Business Incubator Coming to Spencer in 2026

by | Jun 29, 2023 | Municipalities

Innovation is alive and kicking in Spencer. By 2026, a business incubator and center for innovation and entrepreneurship for all of Rowan County will open there. Its home will be the now-shuttered First Baptist Church on Fifth Street. The massive 62-room, 40,000+ square foot church built in 1926 was closed in 2016, a victim of declining church membership. Spencer civic leaders Beth Nance and Susan Morris bought the church with the hopes of it becoming a town community center. Now it’s on track to be that and more.

The now-unoccupied Spencer First Baptist Church

“Spencer has a rich history of innovation, all focused on business,” said Mayor Jonathan Williams. For proof, Williams cited Dr. Tom Stanback, who in 1911 first produced his famous headache powder on Fifth Street, Spencer. Spencer’s innovative spirit sparked again in 1929 when the Spencer Watchmaking School opened its doors. In its day, an accurate railroad watch was as essential as a computer for keeping trains on time and on the right track. During its 39 years, over 1,300 men and women, many disabled veterans, completed their yearlong training as watchmakers.

Sepia image of people sitting at long tables with a supervisor overseeing

The idea for a center for innovation and entrepreneurship has been in the works for years. Its home was to be at the Idea Center in West End Plaza, the former Salisbury Mall now owned by Rowan County. County commissioners, however, decided to move several departments into the space set aside for the incubator. Even if space were available, the mall appealed more to retired walkers than aspiring entrepreneurs. After consulting with Nance and Morris, Mayor Williams approached the Idea Center board in 2021 and suggested the empty church as a home for the long-delayed center. “That idea really invigorated the board,” said Williams.

In early 2023, the Town of Spencer, the church owners and the Idea Center board finalized agreements for the new center. Town staff spent the summer of ‘23 considering renovation options and programs, exploring historic tax credits, assessing the church’s condition and conducting stakeholder meetings. Their next hurdle was fundraising.   

The new center will make life easier for current and upcoming entrepreneurs. A portion of the center will benefit the already self-employed by furnishing shared equipment, ideas and knowledge. For early-stage entrepreneurs, the center will provide access to mentors, investors and others to nurture them through their embryonic phase.

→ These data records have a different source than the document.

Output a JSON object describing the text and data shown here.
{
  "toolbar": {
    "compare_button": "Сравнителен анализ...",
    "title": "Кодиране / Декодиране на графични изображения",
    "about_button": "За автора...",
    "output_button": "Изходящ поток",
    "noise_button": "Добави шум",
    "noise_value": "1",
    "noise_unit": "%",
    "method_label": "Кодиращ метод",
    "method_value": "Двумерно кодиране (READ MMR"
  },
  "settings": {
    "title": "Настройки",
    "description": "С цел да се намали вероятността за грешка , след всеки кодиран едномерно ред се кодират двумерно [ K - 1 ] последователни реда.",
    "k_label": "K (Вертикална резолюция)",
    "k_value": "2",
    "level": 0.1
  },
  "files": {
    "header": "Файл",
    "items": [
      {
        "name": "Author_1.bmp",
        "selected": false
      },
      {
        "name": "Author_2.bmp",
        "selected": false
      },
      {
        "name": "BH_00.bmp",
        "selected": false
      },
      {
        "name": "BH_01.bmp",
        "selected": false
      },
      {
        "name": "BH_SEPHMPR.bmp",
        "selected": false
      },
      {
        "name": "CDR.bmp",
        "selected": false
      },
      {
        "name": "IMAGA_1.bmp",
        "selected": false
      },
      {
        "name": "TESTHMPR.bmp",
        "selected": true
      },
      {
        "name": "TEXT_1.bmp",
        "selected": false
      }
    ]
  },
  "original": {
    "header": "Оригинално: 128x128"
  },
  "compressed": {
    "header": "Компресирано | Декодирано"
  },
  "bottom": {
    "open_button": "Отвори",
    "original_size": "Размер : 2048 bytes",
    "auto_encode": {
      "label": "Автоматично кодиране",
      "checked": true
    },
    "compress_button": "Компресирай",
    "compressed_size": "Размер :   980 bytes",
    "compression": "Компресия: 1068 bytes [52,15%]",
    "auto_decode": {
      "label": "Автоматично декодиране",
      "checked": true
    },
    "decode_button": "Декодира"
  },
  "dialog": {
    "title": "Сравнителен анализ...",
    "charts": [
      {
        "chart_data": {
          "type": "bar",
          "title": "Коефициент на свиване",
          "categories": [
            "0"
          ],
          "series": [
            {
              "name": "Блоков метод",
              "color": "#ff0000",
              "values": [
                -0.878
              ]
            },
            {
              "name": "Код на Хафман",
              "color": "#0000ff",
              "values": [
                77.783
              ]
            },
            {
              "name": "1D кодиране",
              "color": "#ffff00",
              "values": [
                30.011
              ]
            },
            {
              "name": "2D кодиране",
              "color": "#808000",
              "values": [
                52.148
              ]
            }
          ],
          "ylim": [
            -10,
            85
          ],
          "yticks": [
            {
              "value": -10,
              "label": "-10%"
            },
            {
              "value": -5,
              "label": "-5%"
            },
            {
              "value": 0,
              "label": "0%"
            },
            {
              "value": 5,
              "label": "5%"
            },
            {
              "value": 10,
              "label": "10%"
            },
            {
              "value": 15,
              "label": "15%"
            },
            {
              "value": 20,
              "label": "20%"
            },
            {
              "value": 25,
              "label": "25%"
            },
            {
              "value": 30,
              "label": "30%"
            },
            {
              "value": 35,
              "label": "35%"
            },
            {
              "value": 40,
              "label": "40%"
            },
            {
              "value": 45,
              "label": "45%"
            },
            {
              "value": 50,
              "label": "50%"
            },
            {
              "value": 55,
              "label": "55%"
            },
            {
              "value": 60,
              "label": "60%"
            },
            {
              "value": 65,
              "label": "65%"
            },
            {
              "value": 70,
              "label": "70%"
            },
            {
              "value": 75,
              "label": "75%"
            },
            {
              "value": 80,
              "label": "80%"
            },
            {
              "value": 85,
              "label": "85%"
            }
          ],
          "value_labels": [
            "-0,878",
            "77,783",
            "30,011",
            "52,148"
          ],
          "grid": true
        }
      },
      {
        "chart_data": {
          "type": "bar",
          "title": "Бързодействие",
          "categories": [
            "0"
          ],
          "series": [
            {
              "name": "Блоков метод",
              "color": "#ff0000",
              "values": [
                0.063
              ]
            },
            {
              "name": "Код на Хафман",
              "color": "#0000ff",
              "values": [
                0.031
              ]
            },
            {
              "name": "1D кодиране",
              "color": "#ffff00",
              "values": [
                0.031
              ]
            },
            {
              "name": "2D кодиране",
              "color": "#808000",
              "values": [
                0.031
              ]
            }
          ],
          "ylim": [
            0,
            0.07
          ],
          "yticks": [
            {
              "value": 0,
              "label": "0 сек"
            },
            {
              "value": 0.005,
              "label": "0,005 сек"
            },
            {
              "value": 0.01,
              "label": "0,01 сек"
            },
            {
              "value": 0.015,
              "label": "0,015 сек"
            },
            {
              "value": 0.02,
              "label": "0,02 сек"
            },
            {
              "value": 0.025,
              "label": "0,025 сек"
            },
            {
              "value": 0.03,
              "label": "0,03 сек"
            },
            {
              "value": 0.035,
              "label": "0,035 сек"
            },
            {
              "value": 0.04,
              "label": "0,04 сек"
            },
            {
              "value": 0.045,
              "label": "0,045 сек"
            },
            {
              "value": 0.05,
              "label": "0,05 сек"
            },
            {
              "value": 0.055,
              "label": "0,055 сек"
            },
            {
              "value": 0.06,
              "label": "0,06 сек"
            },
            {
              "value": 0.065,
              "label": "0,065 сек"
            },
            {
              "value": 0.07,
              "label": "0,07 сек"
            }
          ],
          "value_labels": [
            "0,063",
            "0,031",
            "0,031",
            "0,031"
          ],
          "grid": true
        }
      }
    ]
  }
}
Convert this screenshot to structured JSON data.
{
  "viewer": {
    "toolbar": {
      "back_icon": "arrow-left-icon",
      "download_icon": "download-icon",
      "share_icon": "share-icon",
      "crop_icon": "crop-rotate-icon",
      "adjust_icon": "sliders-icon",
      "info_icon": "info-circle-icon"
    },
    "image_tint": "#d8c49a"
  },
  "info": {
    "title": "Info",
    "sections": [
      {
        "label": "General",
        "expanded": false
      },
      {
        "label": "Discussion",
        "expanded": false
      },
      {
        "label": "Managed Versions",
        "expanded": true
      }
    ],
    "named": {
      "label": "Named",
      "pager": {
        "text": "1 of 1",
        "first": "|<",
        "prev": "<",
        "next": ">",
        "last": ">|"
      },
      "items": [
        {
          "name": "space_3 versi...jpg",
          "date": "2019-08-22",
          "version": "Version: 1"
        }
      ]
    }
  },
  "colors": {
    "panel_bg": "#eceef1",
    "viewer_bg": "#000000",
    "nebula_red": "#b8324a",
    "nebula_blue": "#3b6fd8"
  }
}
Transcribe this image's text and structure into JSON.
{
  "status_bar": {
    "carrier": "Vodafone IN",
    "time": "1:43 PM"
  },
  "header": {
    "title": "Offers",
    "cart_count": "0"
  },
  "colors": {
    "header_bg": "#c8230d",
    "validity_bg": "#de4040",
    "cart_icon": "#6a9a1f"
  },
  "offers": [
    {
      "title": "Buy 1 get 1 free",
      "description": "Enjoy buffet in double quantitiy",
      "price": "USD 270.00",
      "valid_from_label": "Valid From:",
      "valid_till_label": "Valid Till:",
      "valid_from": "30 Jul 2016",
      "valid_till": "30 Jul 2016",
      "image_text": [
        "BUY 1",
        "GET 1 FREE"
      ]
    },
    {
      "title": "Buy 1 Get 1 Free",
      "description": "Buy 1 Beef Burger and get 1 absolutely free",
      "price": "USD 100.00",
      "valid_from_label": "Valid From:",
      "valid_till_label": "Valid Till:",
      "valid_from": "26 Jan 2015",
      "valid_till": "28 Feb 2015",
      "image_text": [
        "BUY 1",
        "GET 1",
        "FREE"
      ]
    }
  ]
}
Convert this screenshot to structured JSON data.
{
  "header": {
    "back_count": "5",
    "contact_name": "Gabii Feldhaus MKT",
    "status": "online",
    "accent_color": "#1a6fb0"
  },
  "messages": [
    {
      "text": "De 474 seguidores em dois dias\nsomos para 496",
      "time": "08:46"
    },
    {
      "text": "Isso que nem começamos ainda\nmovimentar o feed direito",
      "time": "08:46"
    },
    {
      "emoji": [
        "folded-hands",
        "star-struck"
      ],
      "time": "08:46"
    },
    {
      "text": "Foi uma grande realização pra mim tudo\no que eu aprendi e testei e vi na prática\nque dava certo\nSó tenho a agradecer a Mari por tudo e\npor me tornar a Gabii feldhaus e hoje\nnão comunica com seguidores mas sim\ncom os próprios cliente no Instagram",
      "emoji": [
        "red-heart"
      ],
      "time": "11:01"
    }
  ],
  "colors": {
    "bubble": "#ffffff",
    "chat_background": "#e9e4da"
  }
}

This being Spencer, there are other more innovative plans afoot. “First, we are looking at an in-house childcare facility for those enrolled at the center and for the larger community,” said Town Manager Peter Franzese. “One of the barriers to success, especially for female entrepreneurs, is quality childcare. We want to take that barrier away.” Also planned is a culinary incubator for those new to the restaurant business. “The restaurant/food/beverage industry is an incredibly difficult industry to break into,” said Mayor Williams. “It is important that those new to running a restaurant not only know how to cook and prepare meals, but also understand the finance, accounting, marketing and wait staff management side of the business.” 

The center will be powered by Flywheel, a Winston-Salem company that provides the programming, expertise, culture, software and organization to make co-working and business incubators click. Now with centers in Concord, North Carolina, and Greenville, South Carolina, Flywheel is the finishing school of the business world.

Current plans call for the Rowan Idea Center to serve as the operating entity with Flywheel providing all the services and leasing the church from Morris and Nance. The Town of Spencer has contributed the initial seed money for the new center and will become one of the stakeholders once the center is up and running. The church is large enough to also serve as a town community center.  

According to officials at Flywheel, the church is the perfect building for an incubator. “It has character and a hip vibe that Flywheel likes,” said Williams. “Their Concord office is in a renovated old bank.”

Come 2026, Spencer can add “hip” to its already “innovative” resume.  

About The Author

Pete Prunkl

After teaching and working for several non-profits, Pete Prunkl found his niche in writing human interest stories. That includes the history of antiques and the people who buy and own them. Pete has written for the Maine Antique Digest, Our State magazine, Antique Roadshow Insider, Salisbury the Magazine and other publications for over 25 years. He is the author of the book, Beyond the Hedges: Historic Salisbury Foundation and the Preservation Movement.